Officers' disciplinary proceedings in McDonald case delayed

The Chicago Police Board ruled Monday that several officers who had been suspended without pay in connection with the fatal shooting of Laquan McDonald by former officer Jason Van Dyke can return to duty.

The Chicago Police Board, which hands out discipline in cases of alleged officer misconduct, voted on Monday to put a stay on the officers' hearings, saying that evidence used against the officers in their police board hearings would jeopardize the admissibility of evidence in Van Dyke's trial, the Chicago Sun-Times is reporting.

CBS 2 legal analysit Irv Miller, said the board was "concerned they were going to taint the jury pool, which could have meant the murder charge against Van Dyke would be dismissed and the charges against the officers, if they ever came about, could be dismissed".

Superintendent Eddie Johnson has suspended the four officers who were on the scene the night McDonald was shot and killed by Officer Jason Van Dyke.

Fraternal Order of Police president Kevin Graham said that it was only fair to allow the officers to work and earn paychecks as the disciplinary process drags on indefinitely.

Sgt. Stephen Franko and officers Daphne Sebastian, Janet Mondragon and Ricardo Viramontes had been suspended without pay since last August, when CPD Supt.

Attorneys for Van Dyke and the other officers requested the proceedings be delayed out of concern their statements could prejudice Van Dyke's criminal case. However, today's ruling by the Police Board leaves me no choice but to reinstate the officers to a paid status.
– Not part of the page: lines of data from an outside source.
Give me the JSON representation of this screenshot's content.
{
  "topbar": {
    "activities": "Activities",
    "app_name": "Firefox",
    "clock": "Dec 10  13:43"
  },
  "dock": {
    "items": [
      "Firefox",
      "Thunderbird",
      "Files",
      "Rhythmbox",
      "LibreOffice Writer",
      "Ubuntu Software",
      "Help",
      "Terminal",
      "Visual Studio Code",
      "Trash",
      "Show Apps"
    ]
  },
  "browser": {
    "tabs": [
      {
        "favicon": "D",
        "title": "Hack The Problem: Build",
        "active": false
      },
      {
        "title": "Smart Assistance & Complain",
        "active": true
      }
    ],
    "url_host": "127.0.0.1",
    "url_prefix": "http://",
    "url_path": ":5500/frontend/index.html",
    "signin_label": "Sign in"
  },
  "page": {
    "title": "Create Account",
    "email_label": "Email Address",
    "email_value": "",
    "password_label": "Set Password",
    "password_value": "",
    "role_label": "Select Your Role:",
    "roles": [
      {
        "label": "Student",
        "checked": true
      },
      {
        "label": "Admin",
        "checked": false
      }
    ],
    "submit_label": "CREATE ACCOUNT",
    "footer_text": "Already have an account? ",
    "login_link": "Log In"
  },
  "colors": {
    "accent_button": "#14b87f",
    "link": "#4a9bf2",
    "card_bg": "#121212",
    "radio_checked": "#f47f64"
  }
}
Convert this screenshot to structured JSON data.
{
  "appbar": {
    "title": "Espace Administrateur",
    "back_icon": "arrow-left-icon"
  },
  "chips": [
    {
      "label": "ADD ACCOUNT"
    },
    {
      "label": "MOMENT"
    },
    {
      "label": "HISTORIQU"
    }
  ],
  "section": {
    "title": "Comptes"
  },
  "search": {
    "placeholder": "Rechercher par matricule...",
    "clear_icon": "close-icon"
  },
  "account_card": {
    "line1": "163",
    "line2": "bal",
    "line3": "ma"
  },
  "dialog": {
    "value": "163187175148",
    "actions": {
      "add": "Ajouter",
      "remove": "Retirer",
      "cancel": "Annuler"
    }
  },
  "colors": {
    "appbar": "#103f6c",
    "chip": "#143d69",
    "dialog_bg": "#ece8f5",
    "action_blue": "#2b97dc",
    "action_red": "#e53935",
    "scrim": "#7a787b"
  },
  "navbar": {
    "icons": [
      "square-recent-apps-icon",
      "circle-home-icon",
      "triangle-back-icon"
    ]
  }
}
The Chicago Police Board had been asked to postpone its work so the officers' statements during the internal investigations can't be used during the criminal trial. The cops could be fired for not answering questions in such an investigation. However, department spokesman Anthony Guglielmi says Johnson doesn't plan to let them return to street duty.